## What you need to do:
Copy the full listing exactly, word for word.

## Dataset records:
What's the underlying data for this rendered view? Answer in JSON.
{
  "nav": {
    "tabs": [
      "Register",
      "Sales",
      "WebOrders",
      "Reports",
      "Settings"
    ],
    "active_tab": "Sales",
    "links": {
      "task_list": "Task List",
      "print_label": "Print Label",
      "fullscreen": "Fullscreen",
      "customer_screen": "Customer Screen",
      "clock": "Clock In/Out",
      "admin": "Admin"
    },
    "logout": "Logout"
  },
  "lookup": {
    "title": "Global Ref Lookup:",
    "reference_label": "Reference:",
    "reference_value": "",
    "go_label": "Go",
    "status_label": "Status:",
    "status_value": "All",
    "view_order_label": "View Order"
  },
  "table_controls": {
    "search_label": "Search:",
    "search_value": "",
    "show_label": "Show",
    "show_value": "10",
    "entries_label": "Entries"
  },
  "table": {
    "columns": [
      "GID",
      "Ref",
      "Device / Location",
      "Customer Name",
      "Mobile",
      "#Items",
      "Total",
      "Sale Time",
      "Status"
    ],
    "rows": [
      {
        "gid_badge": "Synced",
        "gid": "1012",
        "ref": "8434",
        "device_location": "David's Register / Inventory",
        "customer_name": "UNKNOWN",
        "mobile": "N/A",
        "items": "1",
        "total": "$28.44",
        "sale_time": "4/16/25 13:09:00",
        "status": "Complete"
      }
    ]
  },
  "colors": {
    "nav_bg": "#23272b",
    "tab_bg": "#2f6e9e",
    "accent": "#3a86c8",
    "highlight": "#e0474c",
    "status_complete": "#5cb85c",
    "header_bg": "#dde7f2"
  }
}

## Exercise solution:
What's the underlying data for this rendered view? Answer in JSON.
{
  "nav": {
    "tabs": [
      "Register",
      "Sales",
      "WebOrders",
      "Reports",
      "Settings"
    ],
    "active_tab": "Sales",
    "links": {
      "task_list": "Task List",
      "print_label": "Print Label",
      "fullscreen": "Fullscreen",
      "customer_screen": "Customer Screen",
      "clock": "Clock In/Out",
      "admin": "Admin"
    },
    "logout": "Logout"
  },
  "lookup": {
    "title": "Global Ref Lookup:",
    "reference_label": "Reference:",
    "reference_value": "",
    "go_label": "Go",
    "status_label": "Status:",
    "status_value": "All",
    "view_order_label": "View Order"
  },
  "table_controls": {
    "search_label": "Search:",
    "search_value": "",
    "show_label": "Show",
    "show_value": "10",
    "entries_label": "Entries"
  },
  "table": {
    "columns": [
      "GID",
      "Ref",
      "Device / Location",
      "Customer Name",
      "Mobile",
      "#Items",
      "Total",
      "Sale Time",
      "Status"
    ],
    "rows": [
      {
        "gid_badge": "Synced",
        "gid": "1012",
        "ref": "8434",
        "device_location": "David's Register / Inventory",
        "customer_name": "UNKNOWN",
        "mobile": "N/A",
        "items": "1",
        "total": "$28.44",
        "sale_time": "4/16/25 13:09:00",
        "status": "Complete"
      }
    ]
  },
  "colors": {
    "nav_bg": "#23272b",
    "tab_bg": "#2f6e9e",
    "accent": "#3a86c8",
    "highlight": "#e0474c",
    "status_complete": "#5cb85c",
    "header_bg": "#dde7f2"
  }
}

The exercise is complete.